#### Problem to work on:
After reading the data, copy it out in full and exactly.

#### Web page and app entries:
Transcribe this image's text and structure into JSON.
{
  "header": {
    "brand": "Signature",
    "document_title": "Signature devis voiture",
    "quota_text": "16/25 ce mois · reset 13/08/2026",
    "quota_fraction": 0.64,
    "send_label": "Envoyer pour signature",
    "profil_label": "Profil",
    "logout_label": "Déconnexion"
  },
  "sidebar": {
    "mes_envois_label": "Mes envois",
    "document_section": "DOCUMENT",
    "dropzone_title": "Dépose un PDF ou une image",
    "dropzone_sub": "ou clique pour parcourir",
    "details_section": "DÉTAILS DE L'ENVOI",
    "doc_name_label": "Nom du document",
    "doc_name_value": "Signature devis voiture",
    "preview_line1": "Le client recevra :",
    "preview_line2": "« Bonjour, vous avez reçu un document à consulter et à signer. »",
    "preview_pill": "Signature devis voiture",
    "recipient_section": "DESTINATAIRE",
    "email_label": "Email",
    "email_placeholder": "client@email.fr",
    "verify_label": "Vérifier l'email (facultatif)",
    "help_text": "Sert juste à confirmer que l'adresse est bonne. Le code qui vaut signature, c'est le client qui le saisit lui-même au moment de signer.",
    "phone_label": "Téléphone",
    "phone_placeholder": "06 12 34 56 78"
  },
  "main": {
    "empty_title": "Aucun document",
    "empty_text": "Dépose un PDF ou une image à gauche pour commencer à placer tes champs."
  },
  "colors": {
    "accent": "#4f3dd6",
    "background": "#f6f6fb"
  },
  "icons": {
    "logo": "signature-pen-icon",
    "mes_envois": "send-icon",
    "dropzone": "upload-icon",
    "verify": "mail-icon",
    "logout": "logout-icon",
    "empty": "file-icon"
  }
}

#### Solution:
Transcribe this image's text and structure into JSON.
{
  "header": {
    "brand": "Signature",
    "document_title": "Signature devis voiture",
    "quota_text": "16/25 ce mois · reset 13/08/2026",
    "quota_fraction": 0.64,
    "send_label": "Envoyer pour signature",
    "profil_label": "Profil",
    "logout_label": "Déconnexion"
  },
  "sidebar": {
    "mes_envois_label": "Mes envois",
    "document_section": "DOCUMENT",
    "dropzone_title": "Dépose un PDF ou une image",
    "dropzone_sub": "ou clique pour parcourir",
    "details_section": "DÉTAILS DE L'ENVOI",
    "doc_name_label": "Nom du document",
    "doc_name_value": "Signature devis voiture",
    "preview_line1": "Le client recevra :",
    "preview_line2": "« Bonjour, vous avez reçu un document à consulter et à signer. »",
    "preview_pill": "Signature devis voiture",
    "recipient_section": "DESTINATAIRE",
    "email_label": "Email",
    "email_placeholder": "client@email.fr",
    "verify_label": "Vérifier l'email (facultatif)",
    "help_text": "Sert juste à confirmer que l'adresse est bonne. Le code qui vaut signature, c'est le client qui le saisit lui-même au moment de signer.",
    "phone_label": "Téléphone",
    "phone_placeholder": "06 12 34 56 78"
  },
  "main": {
    "empty_title": "Aucun document",
    "empty_text": "Dépose un PDF ou une image à gauche pour commencer à placer tes champs."
  },
  "colors": {
    "accent": "#4f3dd6",
    "background": "#f6f6fb"
  },
  "icons": {
    "logo": "signature-pen-icon",
    "mes_envois": "send-icon",
    "dropzone": "upload-icon",
    "verify": "mail-icon",
    "logout": "logout-icon",
    "empty": "file-icon"
  }
}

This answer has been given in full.